> PROVIDED DATA
# # #

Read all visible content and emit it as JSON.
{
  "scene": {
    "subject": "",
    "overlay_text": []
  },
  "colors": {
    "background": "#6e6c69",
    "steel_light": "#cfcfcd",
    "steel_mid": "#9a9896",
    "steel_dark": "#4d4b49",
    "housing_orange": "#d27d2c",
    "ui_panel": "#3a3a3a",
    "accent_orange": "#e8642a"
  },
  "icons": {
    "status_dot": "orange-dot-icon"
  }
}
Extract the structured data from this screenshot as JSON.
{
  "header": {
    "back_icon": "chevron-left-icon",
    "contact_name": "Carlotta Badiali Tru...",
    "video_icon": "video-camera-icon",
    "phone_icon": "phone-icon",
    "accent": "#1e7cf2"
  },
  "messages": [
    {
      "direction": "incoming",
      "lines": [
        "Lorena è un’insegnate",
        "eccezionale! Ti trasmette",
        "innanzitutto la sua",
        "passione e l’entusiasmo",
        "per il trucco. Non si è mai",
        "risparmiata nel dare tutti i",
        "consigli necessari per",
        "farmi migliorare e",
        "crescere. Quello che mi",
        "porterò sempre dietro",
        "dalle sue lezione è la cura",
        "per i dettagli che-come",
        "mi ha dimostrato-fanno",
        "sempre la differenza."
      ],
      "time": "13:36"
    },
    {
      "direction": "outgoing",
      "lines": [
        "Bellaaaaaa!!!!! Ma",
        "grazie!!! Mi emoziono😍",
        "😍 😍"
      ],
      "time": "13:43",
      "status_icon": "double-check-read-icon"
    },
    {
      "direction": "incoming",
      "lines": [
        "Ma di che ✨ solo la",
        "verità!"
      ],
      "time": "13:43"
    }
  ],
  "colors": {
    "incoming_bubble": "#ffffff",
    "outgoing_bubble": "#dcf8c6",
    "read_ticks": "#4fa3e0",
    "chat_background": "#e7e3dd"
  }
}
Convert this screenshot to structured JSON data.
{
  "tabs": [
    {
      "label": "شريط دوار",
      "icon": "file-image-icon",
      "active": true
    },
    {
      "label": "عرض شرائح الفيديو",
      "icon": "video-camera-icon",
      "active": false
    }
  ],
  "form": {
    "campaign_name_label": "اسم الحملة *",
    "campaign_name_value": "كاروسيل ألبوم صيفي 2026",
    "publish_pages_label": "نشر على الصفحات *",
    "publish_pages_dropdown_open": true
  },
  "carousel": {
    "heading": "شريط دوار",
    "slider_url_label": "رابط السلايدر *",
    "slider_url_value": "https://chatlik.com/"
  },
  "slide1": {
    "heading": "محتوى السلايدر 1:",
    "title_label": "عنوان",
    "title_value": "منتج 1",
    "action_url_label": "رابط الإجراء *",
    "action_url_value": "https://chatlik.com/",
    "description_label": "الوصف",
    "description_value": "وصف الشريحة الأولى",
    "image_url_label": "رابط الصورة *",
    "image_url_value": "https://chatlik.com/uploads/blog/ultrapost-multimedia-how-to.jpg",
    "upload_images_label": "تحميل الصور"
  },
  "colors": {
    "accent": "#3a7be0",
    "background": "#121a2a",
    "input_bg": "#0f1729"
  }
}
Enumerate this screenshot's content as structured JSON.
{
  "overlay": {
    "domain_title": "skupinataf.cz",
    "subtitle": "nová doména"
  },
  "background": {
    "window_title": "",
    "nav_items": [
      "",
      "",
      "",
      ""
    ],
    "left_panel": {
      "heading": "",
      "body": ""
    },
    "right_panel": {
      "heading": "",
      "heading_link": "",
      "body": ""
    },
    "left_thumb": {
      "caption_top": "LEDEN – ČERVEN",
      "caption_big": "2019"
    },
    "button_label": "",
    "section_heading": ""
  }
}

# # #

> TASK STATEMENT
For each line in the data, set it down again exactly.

> RESPONSE TO THE EXERCISE
Read all visible content and emit it as JSON.
{
  "scene": {
    "subject": "",
    "overlay_text": []
  },
  "colors": {
    "background": "#6e6c69",
    "steel_light": "#cfcfcd",
    "steel_mid": "#9a9896",
    "steel_dark": "#4d4b49",
    "housing_orange": "#d27d2c",
    "ui_panel": "#3a3a3a",
    "accent_orange": "#e8642a"
  },
  "icons": {
    "status_dot": "orange-dot-icon"
  }
}
Extract the structured data from this screenshot as JSON.
{
  "header": {
    "back_icon": "chevron-left-icon",
    "contact_name": "Carlotta Badiali Tru...",
    "video_icon": "video-camera-icon",
    "phone_icon": "phone-icon",
    "accent": "#1e7cf2"
  },
  "messages": [
    {
      "direction": "incoming",
      "lines": [
        "Lorena è un’insegnate",
        "eccezionale! Ti trasmette",
        "innanzitutto la sua",
        "passione e l’entusiasmo",
        "per il trucco. Non si è mai",
        "risparmiata nel dare tutti i",
        "consigli necessari per",
        "farmi migliorare e",
        "crescere. Quello che mi",
        "porterò sempre dietro",
        "dalle sue lezione è la cura",
        "per i dettagli che-come",
        "mi ha dimostrato-fanno",
        "sempre la differenza."
      ],
      "time": "13:36"
    },
    {
      "direction": "outgoing",
      "lines": [
        "Bellaaaaaa!!!!! Ma",
        "grazie!!! Mi emoziono😍",
        "😍 😍"
      ],
      "time": "13:43",
      "status_icon": "double-check-read-icon"
    },
    {
      "direction": "incoming",
      "lines": [
        "Ma di che ✨ solo la",
        "verità!"
      ],
      "time": "13:43"
    }
  ],
  "colors": {
    "incoming_bubble": "#ffffff",
    "outgoing_bubble": "#dcf8c6",
    "read_ticks": "#4fa3e0",
    "chat_background": "#e7e3dd"
  }
}
Convert this screenshot to structured JSON data.
{
  "tabs": [
    {
      "label": "شريط دوار",
      "icon": "file-image-icon",
      "active": true
    },
    {
      "label": "عرض شرائح الفيديو",
      "icon": "video-camera-icon",
      "active": false
    }
  ],
  "form": {
    "campaign_name_label": "اسم الحملة *",
    "campaign_name_value": "كاروسيل ألبوم صيفي 2026",
    "publish_pages_label": "نشر على الصفحات *",
    "publish_pages_dropdown_open": true
  },
  "carousel": {
    "heading": "شريط دوار",
    "slider_url_label": "رابط السلايدر *",
    "slider_url_value": "https://chatlik.com/"
  },
  "slide1": {
    "heading": "محتوى السلايدر 1:",
    "title_label": "عنوان",
    "title_value": "منتج 1",
    "action_url_label": "رابط الإجراء *",
    "action_url_value": "https://chatlik.com/",
    "description_label": "الوصف",
    "description_value": "وصف الشريحة الأولى",
    "image_url_label": "رابط الصورة *",
    "image_url_value": "https://chatlik.com/uploads/blog/ultrapost-multimedia-how-to.jpg",
    "upload_images_label": "تحميل الصور"
  },
  "colors": {
    "accent": "#3a7be0",
    "background": "#121a2a",
    "input_bg": "#0f1729"
  }
}
Enumerate this screenshot's content as structured JSON.
{
  "overlay": {
    "domain_title": "skupinataf.cz",
    "subtitle": "nová doména"
  },
  "background": {
    "window_title": "",
    "nav_items": [
      "",
      "",
      "",
      ""
    ],
    "left_panel": {
      "heading": "",
      "body": ""
    },
    "right_panel": {
      "heading": "",
      "heading_link": "",
      "body": ""
    },
    "left_thumb": {
      "caption_top": "LEDEN – ČERVEN",
      "caption_big": "2019"
    },
    "button_label": "",
    "section_heading": ""
  }
}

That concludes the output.